* Shell to cut stake in Woodside to 4.5 percent
* Woodside to buy back $2.69 bln worth of shares
* Shell to focus on Gorgon, Prelude LNG in Australia
* Woodside says deal has no impact on growth options
(Adds details on Shell's divestment)
By Sonali Paul
MELBOURNE, June 17 Royal Dutch Shell
launched a long-anticipated sale of most of its stake in
Australia's Woodside Petroleum Ltd on Tuesday, looking
to reap about $5.7 billion as it moves to focus on developing
its own gas assets in Australia.
The share disposal brings the Anglo-Dutch oil major closer
to its goal of shedding $15 billion of assets as part of a drive
to cut spending and streamline operations following a profit
warning in late 2013.
The selldown, which reduces Shell's holding to 4.5 percent
from 23.1 percent, removes uncertainty that has weighed on
Woodside's share price since Shell sold a third of its stake in
2010 and flagged it was not a long-term holder.
As part of the deal, Woodside will buy back and cancel half
the shares that Shell is selling, which Australia's top
petroleum producer said would effectively boost its earnings per
share by 6 percent.
"It's probably good. It removes the overhang and gets rid of
a lazy balance sheet and they can get on with life," Pengana
Capital portfolio manager Tim Schroeders said.
The reduction in Shell's stake marks a milestone in a long
retreat from a company that it had tried to take over in 2001.
That deal was ultimately blocked by the Australian government
after Woodside argued that Shell may focus on offshore
developments at the expense of Australian projects.
The sale, which came the week Woodside's stock hit a

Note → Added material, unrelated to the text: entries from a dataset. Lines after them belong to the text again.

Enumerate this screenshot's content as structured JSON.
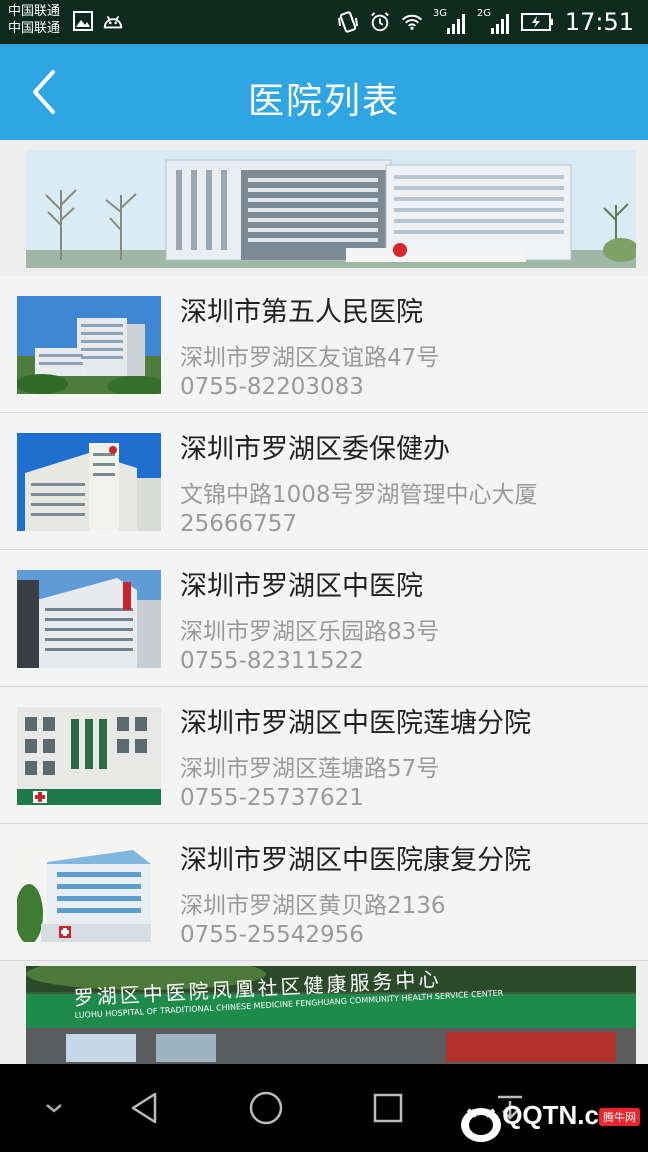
{
  "status_bar": {
    "carrier_1": "中国联通",
    "carrier_2": "中国联通",
    "net_1": "3G",
    "net_2": "2G",
    "time": "17:51"
  },
  "header": {
    "title": "医院列表",
    "back_icon": "chevron-left-icon"
  },
  "hospitals": [
    {
      "name": "深圳市第五人民医院",
      "address": "深圳市罗湖区友谊路47号",
      "phone": "0755-82203083"
    },
    {
      "name": "深圳市罗湖区委保健办",
      "address": "文锦中路1008号罗湖管理中心大厦",
      "phone": "25666757"
    },
    {
      "name": "深圳市罗湖区中医院",
      "address": "深圳市罗湖区乐园路83号",
      "phone": "0755-82311522"
    },
    {
      "name": "深圳市罗湖区中医院莲塘分院",
      "address": "深圳市罗湖区莲塘路57号",
      "phone": "0755-25737621"
    },
    {
      "name": "深圳市罗湖区中医院康复分院",
      "address": "深圳市罗湖区黄贝路2136",
      "phone": "0755-25542956"
    }
  ],
  "bottom_photo": {
    "sign_text": "罗湖区中医院凤凰社区健康服务中心",
    "sign_subtext": "LUOHU HOSPITAL OF TRADITIONAL CHINESE MEDICINE FENGHUANG COMMUNITY HEALTH SERVICE CENTER"
  },
  "nav": {
    "icons": [
      "chevron-down-icon",
      "back-triangle-icon",
      "home-circle-icon",
      "recents-square-icon",
      "download-icon"
    ]
  },
  "watermark": {
    "text": "QQTN.com",
    "tag": "腾牛网"
  },
  "colors": {
    "header": "#2fa6e3",
    "status_bar": "#0d2a1f",
    "nav_bar": "#000000"
  }
}
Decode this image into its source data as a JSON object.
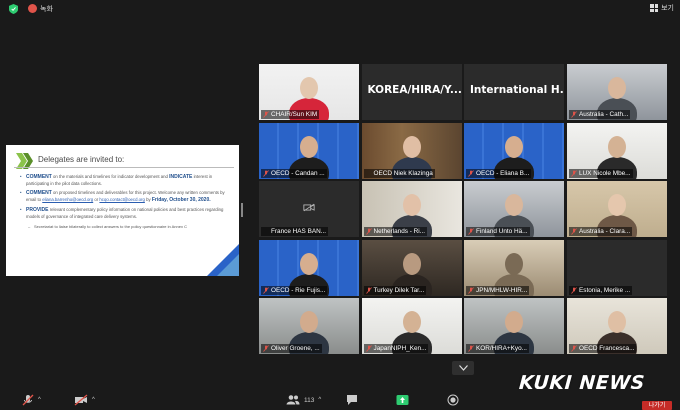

three-year high, had been expected this year after Shell Chief
Executive Ben van Beurden took the helm in January, outlining
plans to sell $15 billion of assets in 2014-15.
So far, Shell has sold or put on the block around $12
billion of assets in Australia, Europe, Nigeria and North
Like other oil majors, Shell is under pressure from
investors to cut soaring costs and increase profit distribution
via dividends and share buy-backs. Some investors have predicted
the asset sales target will rise as it looks unambitious
compared to BP's asset sales of around $50 billion.
Shell said it would focus efforts in Australia on its 25
percent stake in the massive Gorgon liquefied natural gas
project and its Prelude floating LNG project, and had options
for further LNG growth in Australia, Indonesia and North
"It doesn't change our view of Australia as an important
player on the global energy stage, or Shell's central role in
the country's energy industry," van Beurden said in a statement.
Under the deal, Woodside will spend A$2.86 billion ($2.69
billion) to buy back 78.3 million of its shares from Shell for
A$36.49 a share, which it was able to fund easily after pulling
out of a planned investment in Israel's Leviathan gas project.
Shell will also sell a further 78.3 million shares to
institutional investors for A$3.24 billion, or A$41.35 a share,
a 3.5 percent discount to Woodside's last traded share price.
Woodside's shares were on a trading halt on Tuesday, pending
the completion of the share sale to institutions.
Goldman Sachs and Citi won the coveted role of running the
sale. Woodside was advised by Gresham Partners.
While welcoming Shell's selldown, investors remained
concerned about Woodside's lack of near-term growth options, as
the company is about a year away from signing off on any new LNG
projects, and potential acquisitions are seen as too expensive.
"On balance it's a pretty good deal, but it doesn't create
value or change the value of the company longer-term," said an
analyst, who declined to be identified as he is not authorised
to speak to the media.
Woodside CEO Peter Coleman said the company was continuing
to look for ways to expand its exploration work while also
evaluating potential acquisitions, and would have a strong
enough balance sheet to pursue growth even after the buyback.
"This doesn't in any way affect our capacity to pursue any
of those or complete a transaction if one was attractive," he
told analysts and reporters on a conference call.
($1 = 1.0639 Australian dollars)
(Reporting by Sonali Paul; Additional reporting by Byron Kaye
in Sydney and Ron Bousso and Dmitry Zhdannikov in London;
Editing by Paul Tait, Edwina Gibbs and Dale Hudson)